ASSIGNMENT:
A faithful, complete copy of the records is required.

RECORDS FOR THIS TASK:
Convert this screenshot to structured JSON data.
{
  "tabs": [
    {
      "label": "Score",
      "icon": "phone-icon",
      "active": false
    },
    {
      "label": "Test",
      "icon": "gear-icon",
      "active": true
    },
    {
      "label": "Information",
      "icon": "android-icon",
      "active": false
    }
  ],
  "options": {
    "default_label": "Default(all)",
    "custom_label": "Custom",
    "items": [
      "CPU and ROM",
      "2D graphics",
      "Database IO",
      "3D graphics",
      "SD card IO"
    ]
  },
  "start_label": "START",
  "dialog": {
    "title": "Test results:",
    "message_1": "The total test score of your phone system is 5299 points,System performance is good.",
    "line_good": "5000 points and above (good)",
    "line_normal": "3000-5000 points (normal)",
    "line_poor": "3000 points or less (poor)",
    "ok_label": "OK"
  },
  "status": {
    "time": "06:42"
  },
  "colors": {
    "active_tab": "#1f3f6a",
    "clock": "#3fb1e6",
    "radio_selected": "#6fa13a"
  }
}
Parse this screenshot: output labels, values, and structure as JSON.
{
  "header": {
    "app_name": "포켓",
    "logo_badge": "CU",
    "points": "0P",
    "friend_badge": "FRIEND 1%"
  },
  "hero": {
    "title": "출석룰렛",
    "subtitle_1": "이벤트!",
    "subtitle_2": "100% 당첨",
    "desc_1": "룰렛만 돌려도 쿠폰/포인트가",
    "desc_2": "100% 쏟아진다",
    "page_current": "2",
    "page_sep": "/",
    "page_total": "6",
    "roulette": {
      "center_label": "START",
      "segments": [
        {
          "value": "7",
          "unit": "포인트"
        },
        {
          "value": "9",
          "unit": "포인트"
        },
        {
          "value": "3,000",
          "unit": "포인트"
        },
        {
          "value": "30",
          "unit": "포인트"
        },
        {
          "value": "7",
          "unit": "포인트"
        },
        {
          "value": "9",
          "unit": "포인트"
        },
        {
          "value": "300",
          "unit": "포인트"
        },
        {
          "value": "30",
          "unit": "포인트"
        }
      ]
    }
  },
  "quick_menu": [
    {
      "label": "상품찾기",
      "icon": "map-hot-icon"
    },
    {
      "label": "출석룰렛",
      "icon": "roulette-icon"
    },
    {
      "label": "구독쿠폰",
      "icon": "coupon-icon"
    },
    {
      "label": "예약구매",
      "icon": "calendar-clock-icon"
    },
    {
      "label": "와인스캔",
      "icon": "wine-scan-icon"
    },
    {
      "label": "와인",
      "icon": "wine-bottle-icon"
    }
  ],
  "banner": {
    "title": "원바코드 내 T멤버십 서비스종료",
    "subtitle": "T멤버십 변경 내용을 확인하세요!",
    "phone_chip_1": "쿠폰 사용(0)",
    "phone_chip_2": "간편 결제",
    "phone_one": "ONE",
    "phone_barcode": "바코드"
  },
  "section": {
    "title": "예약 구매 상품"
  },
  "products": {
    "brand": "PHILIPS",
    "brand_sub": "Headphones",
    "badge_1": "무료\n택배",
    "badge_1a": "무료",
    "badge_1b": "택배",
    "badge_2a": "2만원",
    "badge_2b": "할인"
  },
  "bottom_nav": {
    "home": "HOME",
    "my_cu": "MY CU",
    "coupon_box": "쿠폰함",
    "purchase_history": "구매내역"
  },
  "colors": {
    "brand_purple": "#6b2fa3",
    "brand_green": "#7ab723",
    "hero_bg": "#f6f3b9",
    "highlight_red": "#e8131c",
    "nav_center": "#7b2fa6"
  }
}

SOLUTION TO THIS PROBLEM:
Convert this screenshot to structured JSON data.
{
  "tabs": [
    {
      "label": "Score",
      "icon": "phone-icon",
      "active": false
    },
    {
      "label": "Test",
      "icon": "gear-icon",
      "active": true
    },
    {
      "label": "Information",
      "icon": "android-icon",
      "active": false
    }
  ],
  "options": {
    "default_label": "Default(all)",
    "custom_label": "Custom",
    "items": [
      "CPU and ROM",
      "2D graphics",
      "Database IO",
      "3D graphics",
      "SD card IO"
    ]
  },
  "start_label": "START",
  "dialog": {
    "title": "Test results:",
    "message_1": "The total test score of your phone system is 5299 points,System performance is good.",
    "line_good": "5000 points and above (good)",
    "line_normal": "3000-5000 points (normal)",
    "line_poor": "3000 points or less (poor)",
    "ok_label": "OK"
  },
  "status": {
    "time": "06:42"
  },
  "colors": {
    "active_tab": "#1f3f6a",
    "clock": "#3fb1e6",
    "radio_selected": "#6fa13a"
  }
}
Parse this screenshot: output labels, values, and structure as JSON.
{
  "header": {
    "app_name": "포켓",
    "logo_badge": "CU",
    "points": "0P",
    "friend_badge": "FRIEND 1%"
  },
  "hero": {
    "title": "출석룰렛",
    "subtitle_1": "이벤트!",
    "subtitle_2": "100% 당첨",
    "desc_1": "룰렛만 돌려도 쿠폰/포인트가",
    "desc_2": "100% 쏟아진다",
    "page_current": "2",
    "page_sep": "/",
    "page_total": "6",
    "roulette": {
      "center_label": "START",
      "segments": [
        {
          "value": "7",
          "unit": "포인트"
        },
        {
          "value": "9",
          "unit": "포인트"
        },
        {
          "value": "3,000",
          "unit": "포인트"
        },
        {
          "value": "30",
          "unit": "포인트"
        },
        {
          "value": "7",
          "unit": "포인트"
        },
        {
          "value": "9",
          "unit": "포인트"
        },
        {
          "value": "300",
          "unit": "포인트"
        },
        {
          "value": "30",
          "unit": "포인트"
        }
      ]
    }
  },
  "quick_menu": [
    {
      "label": "상품찾기",
      "icon": "map-hot-icon"
    },
    {
      "label": "출석룰렛",
      "icon": "roulette-icon"
    },
    {
      "label": "구독쿠폰",
      "icon": "coupon-icon"
    },
    {
      "label": "예약구매",
      "icon": "calendar-clock-icon"
    },
    {
      "label": "와인스캔",
      "icon": "wine-scan-icon"
    },
    {
      "label": "와인",
      "icon": "wine-bottle-icon"
    }
  ],
  "banner": {
    "title": "원바코드 내 T멤버십 서비스종료",
    "subtitle": "T멤버십 변경 내용을 확인하세요!",
    "phone_chip_1": "쿠폰 사용(0)",
    "phone_chip_2": "간편 결제",
    "phone_one": "ONE",
    "phone_barcode": "바코드"
  },
  "section": {
    "title": "예약 구매 상품"
  },
  "products": {
    "brand": "PHILIPS",
    "brand_sub": "Headphones",
    "badge_1": "무료\n택배",
    "badge_1a": "무료",
    "badge_1b": "택배",
    "badge_2a": "2만원",
    "badge_2b": "할인"
  },
  "bottom_nav": {
    "home": "HOME",
    "my_cu": "MY CU",
    "coupon_box": "쿠폰함",
    "purchase_history": "구매내역"
  },
  "colors": {
    "brand_purple": "#6b2fa3",
    "brand_green": "#7ab723",
    "hero_bg": "#f6f3b9",
    "highlight_red": "#e8131c",
    "nav_center": "#7b2fa6"
  }
}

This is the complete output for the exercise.